Secondly, more and more of them are made of materials that effectively damp longitudinal vibrations and, in addition, they have a variable cross-section: the coil has a larger section, and the suspension has a smaller one. Of course, it all depends on the material chosen. For a paper diffuser, a special impregnation is suitable, and for a layered or composite structure, it is important to combine the physical and mechanical properties of its constituent materials.

Since the range of reproducible frequencies of a loudspeaker head is determined by the area of ​​the piston movement of its cone, it is important that it is as rigid as possible, while still having a minimum mass.

The external suspension of the diffuser, which ensures its translational movement during operation, can be made as a whole with the diffuser (in the form of a corrugation with one or more grooves) or as a stand-alone ring made of rubber, rubber, polyurethane and other materials with similar properties, which is then glued to the outer edge of the diffuser. The suspension, especially of the low-frequency driver, must be very flexible: this provides a low natural resonance frequency.

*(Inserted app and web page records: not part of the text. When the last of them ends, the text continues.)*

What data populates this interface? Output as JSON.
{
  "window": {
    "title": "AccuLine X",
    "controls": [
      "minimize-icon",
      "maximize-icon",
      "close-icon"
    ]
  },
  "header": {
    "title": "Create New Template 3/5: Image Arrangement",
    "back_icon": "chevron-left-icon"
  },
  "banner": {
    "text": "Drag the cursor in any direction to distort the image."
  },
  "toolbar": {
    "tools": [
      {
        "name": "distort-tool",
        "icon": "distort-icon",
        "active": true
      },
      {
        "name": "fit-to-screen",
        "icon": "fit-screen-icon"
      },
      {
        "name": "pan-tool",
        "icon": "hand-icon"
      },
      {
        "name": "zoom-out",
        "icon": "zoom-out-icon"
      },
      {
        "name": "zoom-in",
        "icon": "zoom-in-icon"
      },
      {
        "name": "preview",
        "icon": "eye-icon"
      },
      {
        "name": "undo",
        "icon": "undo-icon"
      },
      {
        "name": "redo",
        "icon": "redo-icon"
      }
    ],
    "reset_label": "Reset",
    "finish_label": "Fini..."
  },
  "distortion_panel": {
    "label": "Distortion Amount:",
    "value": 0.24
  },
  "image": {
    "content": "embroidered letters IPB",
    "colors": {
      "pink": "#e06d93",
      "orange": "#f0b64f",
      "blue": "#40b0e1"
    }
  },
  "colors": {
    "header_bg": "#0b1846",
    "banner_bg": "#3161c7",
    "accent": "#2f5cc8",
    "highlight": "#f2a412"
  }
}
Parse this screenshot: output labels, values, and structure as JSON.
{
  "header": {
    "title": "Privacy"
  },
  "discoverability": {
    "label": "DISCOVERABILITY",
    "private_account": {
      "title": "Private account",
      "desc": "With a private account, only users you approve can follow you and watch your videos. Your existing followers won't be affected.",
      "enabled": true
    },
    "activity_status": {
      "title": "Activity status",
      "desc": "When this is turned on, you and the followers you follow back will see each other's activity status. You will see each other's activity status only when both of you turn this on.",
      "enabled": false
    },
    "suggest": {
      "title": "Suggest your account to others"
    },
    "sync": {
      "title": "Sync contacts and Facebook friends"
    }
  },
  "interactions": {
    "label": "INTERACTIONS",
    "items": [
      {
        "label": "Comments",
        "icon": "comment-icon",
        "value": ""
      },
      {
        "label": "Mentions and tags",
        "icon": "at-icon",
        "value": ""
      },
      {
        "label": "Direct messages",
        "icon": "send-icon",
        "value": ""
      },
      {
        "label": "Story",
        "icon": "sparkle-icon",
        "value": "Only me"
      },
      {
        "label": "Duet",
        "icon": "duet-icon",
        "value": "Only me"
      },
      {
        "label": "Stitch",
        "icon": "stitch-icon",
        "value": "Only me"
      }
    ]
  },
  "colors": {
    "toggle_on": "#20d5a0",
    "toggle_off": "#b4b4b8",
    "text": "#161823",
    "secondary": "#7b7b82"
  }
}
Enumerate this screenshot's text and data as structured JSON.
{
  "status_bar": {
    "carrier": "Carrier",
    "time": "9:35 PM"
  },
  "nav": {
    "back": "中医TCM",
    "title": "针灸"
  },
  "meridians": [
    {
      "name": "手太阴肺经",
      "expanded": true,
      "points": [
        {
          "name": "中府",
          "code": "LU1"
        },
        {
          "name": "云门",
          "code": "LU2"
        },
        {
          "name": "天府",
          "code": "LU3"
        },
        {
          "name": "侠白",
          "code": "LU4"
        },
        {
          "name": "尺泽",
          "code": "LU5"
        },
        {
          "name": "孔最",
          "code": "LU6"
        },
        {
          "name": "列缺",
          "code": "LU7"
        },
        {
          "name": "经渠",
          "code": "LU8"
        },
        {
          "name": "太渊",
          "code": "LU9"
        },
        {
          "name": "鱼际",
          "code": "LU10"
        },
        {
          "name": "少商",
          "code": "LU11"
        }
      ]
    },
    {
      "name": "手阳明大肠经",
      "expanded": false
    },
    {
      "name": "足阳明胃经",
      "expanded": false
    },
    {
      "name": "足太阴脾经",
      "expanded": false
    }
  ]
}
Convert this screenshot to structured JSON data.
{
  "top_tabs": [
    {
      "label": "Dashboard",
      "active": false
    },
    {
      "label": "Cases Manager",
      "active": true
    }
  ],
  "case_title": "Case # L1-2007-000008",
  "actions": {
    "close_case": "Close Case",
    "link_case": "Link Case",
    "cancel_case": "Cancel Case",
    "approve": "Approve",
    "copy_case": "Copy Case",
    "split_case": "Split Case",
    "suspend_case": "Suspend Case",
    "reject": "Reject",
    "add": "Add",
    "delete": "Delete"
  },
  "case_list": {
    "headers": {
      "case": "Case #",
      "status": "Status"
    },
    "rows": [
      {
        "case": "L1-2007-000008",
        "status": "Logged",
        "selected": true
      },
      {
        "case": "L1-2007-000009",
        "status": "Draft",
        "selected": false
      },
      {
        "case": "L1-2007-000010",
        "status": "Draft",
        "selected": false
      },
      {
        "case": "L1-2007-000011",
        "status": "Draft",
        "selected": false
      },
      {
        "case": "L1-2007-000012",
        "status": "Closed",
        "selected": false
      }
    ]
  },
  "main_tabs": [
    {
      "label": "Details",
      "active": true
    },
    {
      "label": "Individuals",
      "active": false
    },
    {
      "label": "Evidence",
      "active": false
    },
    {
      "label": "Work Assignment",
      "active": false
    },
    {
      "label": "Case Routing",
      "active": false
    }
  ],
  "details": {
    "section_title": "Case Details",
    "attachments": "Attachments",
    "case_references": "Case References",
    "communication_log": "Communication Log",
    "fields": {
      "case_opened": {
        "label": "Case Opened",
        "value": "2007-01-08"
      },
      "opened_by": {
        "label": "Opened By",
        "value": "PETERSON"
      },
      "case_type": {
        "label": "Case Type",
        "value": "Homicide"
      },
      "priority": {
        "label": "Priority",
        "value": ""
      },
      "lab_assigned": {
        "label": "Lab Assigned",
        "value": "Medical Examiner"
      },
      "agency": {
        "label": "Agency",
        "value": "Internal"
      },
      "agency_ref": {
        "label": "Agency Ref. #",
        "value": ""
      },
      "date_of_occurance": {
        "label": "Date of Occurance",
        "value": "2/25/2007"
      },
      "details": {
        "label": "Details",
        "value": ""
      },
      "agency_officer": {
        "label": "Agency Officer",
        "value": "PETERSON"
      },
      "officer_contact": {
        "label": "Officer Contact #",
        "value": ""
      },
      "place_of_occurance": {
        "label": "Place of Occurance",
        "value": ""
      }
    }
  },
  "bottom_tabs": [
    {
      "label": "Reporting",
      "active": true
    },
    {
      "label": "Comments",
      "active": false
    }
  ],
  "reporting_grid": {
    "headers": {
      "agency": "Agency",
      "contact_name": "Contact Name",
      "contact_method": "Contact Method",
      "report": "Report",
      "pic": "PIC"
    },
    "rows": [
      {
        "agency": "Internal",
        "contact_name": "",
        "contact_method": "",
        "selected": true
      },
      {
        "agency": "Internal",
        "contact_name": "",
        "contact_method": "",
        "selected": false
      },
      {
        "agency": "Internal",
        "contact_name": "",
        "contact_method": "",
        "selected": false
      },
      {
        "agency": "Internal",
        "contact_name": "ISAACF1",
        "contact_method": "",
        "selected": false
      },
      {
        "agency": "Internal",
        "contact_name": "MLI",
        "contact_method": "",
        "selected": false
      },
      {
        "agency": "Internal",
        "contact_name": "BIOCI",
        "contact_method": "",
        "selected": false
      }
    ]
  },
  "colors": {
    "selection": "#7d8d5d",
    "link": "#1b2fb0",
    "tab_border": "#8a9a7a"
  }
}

Almost immediately below this frequency, the efficiency of the head drops sharply, that is, its own resonance determines the boundary of bass reproduction.

The second main requirement for the suspension is that the elastic properties must remain linear over the entire range of displacement of the loudspeaker’s moving system.

For a long time, the high-frequency heads had the same conical diffuser, only of a smaller size. However, the most common tweeter today is the domed diffuser. It can be soft (from textiles, for example, impregnated silk) or hard – from metal or ceramic.

The design of a typical tweeter differs in more than just the size of the cone. Typically, a suspended dome diffuser is manufactured in one piece, to which the voice coil sleeve is glued. At the same time, there is no flexible centering washer in the design. The magnetic system, like the diffuser, …